**WHAT IS REQUIRED:** Nothing may be dropped or added when the entries below are copied.

-------- PROVIDED RECORDS --------

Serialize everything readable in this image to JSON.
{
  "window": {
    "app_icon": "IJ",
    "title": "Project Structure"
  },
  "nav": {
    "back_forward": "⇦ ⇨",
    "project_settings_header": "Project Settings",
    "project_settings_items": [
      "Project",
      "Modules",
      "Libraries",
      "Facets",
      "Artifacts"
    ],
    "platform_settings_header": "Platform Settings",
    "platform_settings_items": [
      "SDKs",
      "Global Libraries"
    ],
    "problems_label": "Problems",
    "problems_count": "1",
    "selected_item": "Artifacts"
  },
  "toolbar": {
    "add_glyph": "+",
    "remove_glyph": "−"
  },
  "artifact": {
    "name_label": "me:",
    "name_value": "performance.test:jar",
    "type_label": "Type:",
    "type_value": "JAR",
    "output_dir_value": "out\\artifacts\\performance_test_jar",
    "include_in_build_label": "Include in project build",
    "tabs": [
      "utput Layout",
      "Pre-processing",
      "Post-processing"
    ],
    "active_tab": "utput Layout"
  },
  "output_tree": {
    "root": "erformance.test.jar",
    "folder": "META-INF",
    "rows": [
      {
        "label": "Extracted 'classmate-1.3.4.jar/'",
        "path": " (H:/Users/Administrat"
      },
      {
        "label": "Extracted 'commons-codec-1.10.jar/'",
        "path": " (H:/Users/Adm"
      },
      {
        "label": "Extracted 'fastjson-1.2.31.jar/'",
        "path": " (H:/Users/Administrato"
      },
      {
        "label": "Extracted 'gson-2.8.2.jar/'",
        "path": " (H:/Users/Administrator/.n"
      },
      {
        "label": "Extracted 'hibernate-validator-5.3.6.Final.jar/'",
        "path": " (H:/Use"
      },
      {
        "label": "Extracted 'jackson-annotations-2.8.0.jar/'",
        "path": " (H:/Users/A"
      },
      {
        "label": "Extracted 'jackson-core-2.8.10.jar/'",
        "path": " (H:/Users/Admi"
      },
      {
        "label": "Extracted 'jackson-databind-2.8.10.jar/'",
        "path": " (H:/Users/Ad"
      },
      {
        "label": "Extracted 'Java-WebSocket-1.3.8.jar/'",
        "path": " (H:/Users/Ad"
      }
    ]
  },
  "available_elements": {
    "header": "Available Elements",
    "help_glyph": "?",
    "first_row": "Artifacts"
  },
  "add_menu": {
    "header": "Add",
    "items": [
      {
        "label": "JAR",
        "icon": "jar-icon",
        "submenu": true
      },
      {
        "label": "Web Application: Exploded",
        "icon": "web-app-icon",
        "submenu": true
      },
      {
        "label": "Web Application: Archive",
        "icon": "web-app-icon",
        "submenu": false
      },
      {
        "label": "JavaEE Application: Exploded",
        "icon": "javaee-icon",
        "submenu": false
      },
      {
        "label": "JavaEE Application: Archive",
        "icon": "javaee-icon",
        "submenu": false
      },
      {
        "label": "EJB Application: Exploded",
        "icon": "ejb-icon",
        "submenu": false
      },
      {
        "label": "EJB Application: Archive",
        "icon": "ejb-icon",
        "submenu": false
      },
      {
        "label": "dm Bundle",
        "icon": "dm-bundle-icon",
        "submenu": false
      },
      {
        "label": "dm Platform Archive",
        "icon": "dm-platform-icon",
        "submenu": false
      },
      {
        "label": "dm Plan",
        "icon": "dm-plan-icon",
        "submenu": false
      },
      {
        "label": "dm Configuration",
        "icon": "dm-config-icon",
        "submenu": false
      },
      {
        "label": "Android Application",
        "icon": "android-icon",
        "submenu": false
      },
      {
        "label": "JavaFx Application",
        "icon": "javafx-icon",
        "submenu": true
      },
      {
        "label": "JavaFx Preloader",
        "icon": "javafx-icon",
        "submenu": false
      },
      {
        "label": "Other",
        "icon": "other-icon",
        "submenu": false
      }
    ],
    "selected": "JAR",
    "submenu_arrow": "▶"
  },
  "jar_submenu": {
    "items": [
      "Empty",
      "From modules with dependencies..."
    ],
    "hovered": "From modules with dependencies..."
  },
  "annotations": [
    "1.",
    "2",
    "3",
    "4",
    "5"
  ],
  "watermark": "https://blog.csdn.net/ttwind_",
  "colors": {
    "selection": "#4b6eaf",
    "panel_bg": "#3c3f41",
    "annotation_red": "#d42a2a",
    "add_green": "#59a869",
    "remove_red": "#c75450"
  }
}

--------

**PROBLEM SOLUTION:**
Serialize everything readable in this image to JSON.
{
  "window": {
    "app_icon": "IJ",
    "title": "Project Structure"
  },
  "nav": {
    "back_forward": "⇦ ⇨",
    "project_settings_header": "Project Settings",
    "project_settings_items": [
      "Project",
      "Modules",
      "Libraries",
      "Facets",
      "Artifacts"
    ],
    "platform_settings_header": "Platform Settings",
    "platform_settings_items": [
      "SDKs",
      "Global Libraries"
    ],
    "problems_label": "Problems",
    "problems_count": "1",
    "selected_item": "Artifacts"
  },
  "toolbar": {
    "add_glyph": "+",
    "remove_glyph": "−"
  },
  "artifact": {
    "name_label": "me:",
    "name_value": "performance.test:jar",
    "type_label": "Type:",
    "type_value": "JAR",
    "output_dir_value": "out\\artifacts\\performance_test_jar",
    "include_in_build_label": "Include in project build",
    "tabs": [
      "utput Layout",
      "Pre-processing",
      "Post-processing"
    ],
    "active_tab": "utput Layout"
  },
  "output_tree": {
    "root": "erformance.test.jar",
    "folder": "META-INF",
    "rows": [
      {
        "label": "Extracted 'classmate-1.3.4.jar/'",
        "path": " (H:/Users/Administrat"
      },
      {
        "label": "Extracted 'commons-codec-1.10.jar/'",
        "path": " (H:/Users/Adm"
      },
      {
        "label": "Extracted 'fastjson-1.2.31.jar/'",
        "path": " (H:/Users/Administrato"
      },
      {
        "label": "Extracted 'gson-2.8.2.jar/'",
        "path": " (H:/Users/Administrator/.n"
      },
      {
        "label": "Extracted 'hibernate-validator-5.3.6.Final.jar/'",
        "path": " (H:/Use"
      },
      {
        "label": "Extracted 'jackson-annotations-2.8.0.jar/'",
        "path": " (H:/Users/A"
      },
      {
        "label": "Extracted 'jackson-core-2.8.10.jar/'",
        "path": " (H:/Users/Admi"
      },
      {
        "label": "Extracted 'jackson-databind-2.8.10.jar/'",
        "path": " (H:/Users/Ad"
      },
      {
        "label": "Extracted 'Java-WebSocket-1.3.8.jar/'",
        "path": " (H:/Users/Ad"
      }
    ]
  },
  "available_elements": {
    "header": "Available Elements",
    "help_glyph": "?",
    "first_row": "Artifacts"
  },
  "add_menu": {
    "header": "Add",
    "items": [
      {
        "label": "JAR",
        "icon": "jar-icon",
        "submenu": true
      },
      {
        "label": "Web Application: Exploded",
        "icon": "web-app-icon",
        "submenu": true
      },
      {
        "label": "Web Application: Archive",
        "icon": "web-app-icon",
        "submenu": false
      },
      {
        "label": "JavaEE Application: Exploded",
        "icon": "javaee-icon",
        "submenu": false
      },
      {
        "label": "JavaEE Application: Archive",
        "icon": "javaee-icon",
        "submenu": false
      },
      {
        "label": "EJB Application: Exploded",
        "icon": "ejb-icon",
        "submenu": false
      },
      {
        "label": "EJB Application: Archive",
        "icon": "ejb-icon",
        "submenu": false
      },
      {
        "label": "dm Bundle",
        "icon": "dm-bundle-icon",
        "submenu": false
      },
      {
        "label": "dm Platform Archive",
        "icon": "dm-platform-icon",
        "submenu": false
      },
      {
        "label": "dm Plan",
        "icon": "dm-plan-icon",
        "submenu": false
      },
      {
        "label": "dm Configuration",
        "icon": "dm-config-icon",
        "submenu": false
      },
      {
        "label": "Android Application",
        "icon": "android-icon",
        "submenu": false
      },
      {
        "label": "JavaFx Application",
        "icon": "javafx-icon",
        "submenu": true
      },
      {
        "label": "JavaFx Preloader",
        "icon": "javafx-icon",
        "submenu": false
      },
      {
        "label": "Other",
        "icon": "other-icon",
        "submenu": false
      }
    ],
    "selected": "JAR",
    "submenu_arrow": "▶"
  },
  "jar_submenu": {
    "items": [
      "Empty",
      "From modules with dependencies..."
    ],
    "hovered": "From modules with dependencies..."
  },
  "annotations": [
    "1.",
    "2",
    "3",
    "4",
    "5"
  ],
  "watermark": "https://blog.csdn.net/ttwind_",
  "colors": {
    "selection": "#4b6eaf",
    "panel_bg": "#3c3f41",
    "annotation_red": "#d42a2a",
    "add_green": "#59a869",
    "remove_red": "#c75450"
  }
}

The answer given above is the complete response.